We recently received this email from a lady (we’ll call her “Penny”) that regularly receives our FREE voice over training videos, blog posts, and tips.
Mind you, there is NO charge for MUCH of the great voice over information that we give away for FREE on this website…
You know people think that people should get training and pay money.
I have been told in the otherwise, if someone has talent, it is recognized. If a person is gifted with their voice, then this is the person that will make money in the business if properly represented.
I think it is a shame that you are charging people, because the economy is so bad right now.
I wish you all the best, but I cannot afford training, so I guess you can count me out.
Now, let me ask you this?
What if we applied Penny’s philosophy to other professions? What if your Doctor or Dentist got “free training” on how to do surgery on you?

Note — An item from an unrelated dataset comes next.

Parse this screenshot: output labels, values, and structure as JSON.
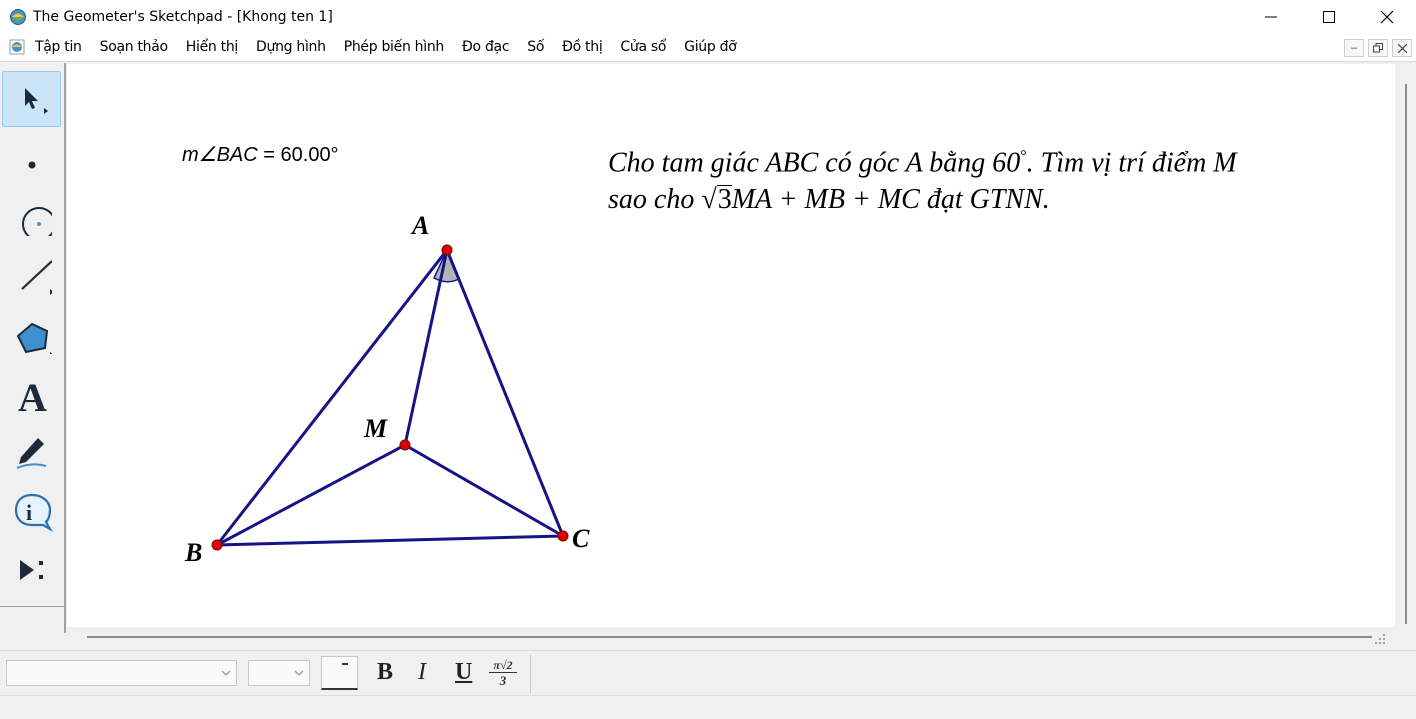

How confident would you feel putting your life in the hands of someone that didn’t really need to sacrifice anything to get their education?
Some of the most talented people in the world sacrifice years and years of their lives, studying and practicing before they break-through to having a successful career.
The reason Penny can’t (or won’t) pay for training is because she thinks she deserves to get something for nothing. Unfortunately, the real world doesn’t work that way – and for those of you out there that think it does, you better check your “reality-o-meter”.
A very wise man once said something to the effect that, “You reap what you sow” – and this is a fundamental truth that makes our world go around.
I feel sorry for people like Penny who don’t want to plant any proverbial seeds. They don’t want to do the work, or take a risk, or pay their dues – they think that it should all just be “handed” to them because they are “talented”.
This is why she will probably never have prosperity – not because she is not a nice person, or a talented voice actor – but simply because she does not understand how money, trade, and this industry works.
We’ve spent thousands upon thousands of dollars (of our own hard earned money) to get this website up and running. How long do you think we could afford to keep doing this – if we didn’t charge members a few bucks for all the insider’s information that’s taken us years to gather and develop, and instead just gave it away? (Answer: NOT LONG!)
One more thing… If you tried to get this kind of training at a college or trade school – you would spend as much money on gas just driving there, as you will spend being a member of Voice Over Club.
Thanks Penny, really, thanks for helping us to see why some people make it in this world, and others just complain about how it “should be”.
…We welcome everyone’s comments below.
Hi Terry, I can understand where Penny is coming from, however, as with any business you must invest in it before you can reap the rewards. Having been in radio for over 10 years now I felt I had the talent but I can say that it wasn’t until I started to pay for professional training that I started being taken seriously as a voice actor. There are things I’ve learned about myself, my voice, my style and the business that I’m certain I wouldn’t have learned without training. Yes I have trained with you (and I’m saying this for free), but I have also paid for training elsewhere. While it was difficult for me financially, I found a way to make it work because it was my dream and it has paid off. I not only have recouped my costs for the training, but am growing a viable voiceover business.
I would like to point out to folks like Penny that I totally understand how hard it is to invest in training, however, one of the reason’s that I paid to train with Terry Daniel is that before I ever hired him as my coach he posted free videos, blogs and lots of helpful information about the voiceover business on social networking sites that have totally helped me in my voiceover business. This was all free of charge.
Again, I’m not getting anything to say this, but I would like to say that if you are really serious about getting into voice acting, though you may have talent, training is a must. And in my experience with voice coaches, Terry if fun, knowledgeable and very reasonably priced.
Just my two cents,
Thanks Paul! I appreciate the comments. :-)
In reading Penny’s letter, I really feel her frustration. I can see, too, that much of it comes from an innocent misunderstanding regarding the word ‘talent.’ People sometimes use the word ‘talent’ when they are actually talking about skill. To succeed in the voiceover industry it definitely helps to have talent, but talent alone will not allow an actor to book jobs consistently. An actor may have the most beautiful voice ever heard, but if they haven’t learned how to use a microphone professionally or to analyze copy they will most likely be overlooked in the competitive voiceover marketplace. It’s helpful to remember that training programs teach skills, not talent. If Penny were to understand this, she might feel a whole lot more comfortable about wisely investing capital in quality voiceover training.